*Compensation Disputes and Federal Involvement: One of the challenges in finalizing the deal lies in determining the federal compensation amounts for water conservation efforts. While federal funds will pay for the majority of the conservation efforts, the parties are negotiating how much of those savings should go uncompensated. Additionally, the states are raising concerns about the federal government’s ongoing environmental review process, which aims to revise the rules governing operations at Lake Powell and Lake Mead.

*Disrupted Water Supply: The implementation of water conservation measures and potential reductions in water allocations could disrupt the water supply for various communities and industries in Arizona. This could lead to increased water scarcity and potentially impact residents, businesses, and agricultural operations that rely on a stable and sufficient water supply. The uncertainty surrounding future water availability may create challenges in planning and resource management.

*Balancing Priorities: Arizona, like other states in the Lower Basin, face the challenge of striking a balance between water rights, federal authority, and long-term sustainability. The negotiations involve discussions on enhanced federal authority and potential emergency cuts in water allocations, this rings an alarm for some. Increased federal authority could have implications for Arizona’s water usage and agricultural regions. Ensuring that the deal respects existing water rights while effectively managing the water supply is a delicate task.

Interior Sec. Deb Haaland said in a statement that the deal was a “testament” to the Biden administration’s “commitment to working with states, Tribes and communities throughout the West to find consensus solutions in the face of climate change and sustained drought.”
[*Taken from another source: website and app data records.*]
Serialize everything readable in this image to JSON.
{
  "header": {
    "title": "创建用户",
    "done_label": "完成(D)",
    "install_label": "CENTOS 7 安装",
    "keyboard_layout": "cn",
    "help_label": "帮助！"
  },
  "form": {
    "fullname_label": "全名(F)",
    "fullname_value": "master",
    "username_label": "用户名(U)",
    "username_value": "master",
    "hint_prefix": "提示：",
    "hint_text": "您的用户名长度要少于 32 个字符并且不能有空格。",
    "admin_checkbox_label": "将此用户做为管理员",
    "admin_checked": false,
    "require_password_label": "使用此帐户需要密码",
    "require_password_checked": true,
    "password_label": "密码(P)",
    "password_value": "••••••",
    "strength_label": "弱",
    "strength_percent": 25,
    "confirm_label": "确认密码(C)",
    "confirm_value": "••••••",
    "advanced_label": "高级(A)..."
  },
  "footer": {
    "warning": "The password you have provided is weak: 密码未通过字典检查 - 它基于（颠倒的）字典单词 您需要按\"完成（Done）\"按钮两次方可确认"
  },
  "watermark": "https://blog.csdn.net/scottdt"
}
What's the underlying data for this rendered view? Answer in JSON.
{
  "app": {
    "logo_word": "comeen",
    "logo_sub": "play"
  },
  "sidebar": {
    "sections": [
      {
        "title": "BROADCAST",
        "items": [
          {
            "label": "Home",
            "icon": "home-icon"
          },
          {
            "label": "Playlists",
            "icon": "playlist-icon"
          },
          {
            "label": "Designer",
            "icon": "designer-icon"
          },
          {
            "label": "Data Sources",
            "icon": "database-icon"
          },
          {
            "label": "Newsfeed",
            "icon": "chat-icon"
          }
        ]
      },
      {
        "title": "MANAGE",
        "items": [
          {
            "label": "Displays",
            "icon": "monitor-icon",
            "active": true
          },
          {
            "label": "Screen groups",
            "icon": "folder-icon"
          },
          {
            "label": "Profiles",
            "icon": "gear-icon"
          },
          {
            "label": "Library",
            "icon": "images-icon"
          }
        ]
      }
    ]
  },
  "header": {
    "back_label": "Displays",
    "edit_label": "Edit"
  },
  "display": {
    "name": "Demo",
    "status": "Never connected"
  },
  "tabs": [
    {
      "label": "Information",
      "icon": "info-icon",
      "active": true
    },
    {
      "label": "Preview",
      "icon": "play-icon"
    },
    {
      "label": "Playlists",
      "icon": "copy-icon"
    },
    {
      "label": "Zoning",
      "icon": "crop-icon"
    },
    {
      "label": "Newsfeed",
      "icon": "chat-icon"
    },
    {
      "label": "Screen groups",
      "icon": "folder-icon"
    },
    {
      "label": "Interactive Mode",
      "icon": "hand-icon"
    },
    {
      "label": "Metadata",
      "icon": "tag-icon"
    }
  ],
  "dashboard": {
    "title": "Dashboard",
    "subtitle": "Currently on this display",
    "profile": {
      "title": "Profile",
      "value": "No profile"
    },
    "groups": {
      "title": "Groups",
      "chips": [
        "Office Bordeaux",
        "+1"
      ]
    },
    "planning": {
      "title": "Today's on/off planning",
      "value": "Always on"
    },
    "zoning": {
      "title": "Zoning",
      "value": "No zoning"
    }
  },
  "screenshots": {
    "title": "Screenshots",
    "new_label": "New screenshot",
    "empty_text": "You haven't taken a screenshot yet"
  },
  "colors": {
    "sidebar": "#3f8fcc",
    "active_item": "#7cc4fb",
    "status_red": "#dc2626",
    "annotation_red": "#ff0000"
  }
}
Reportedly, President Joe Biden applauded the deal in a statement, saying, “the agreement “marks an important step forward in our efforts to protect the stability of the Colorado River System in the face of climate change and historic drought conditions.”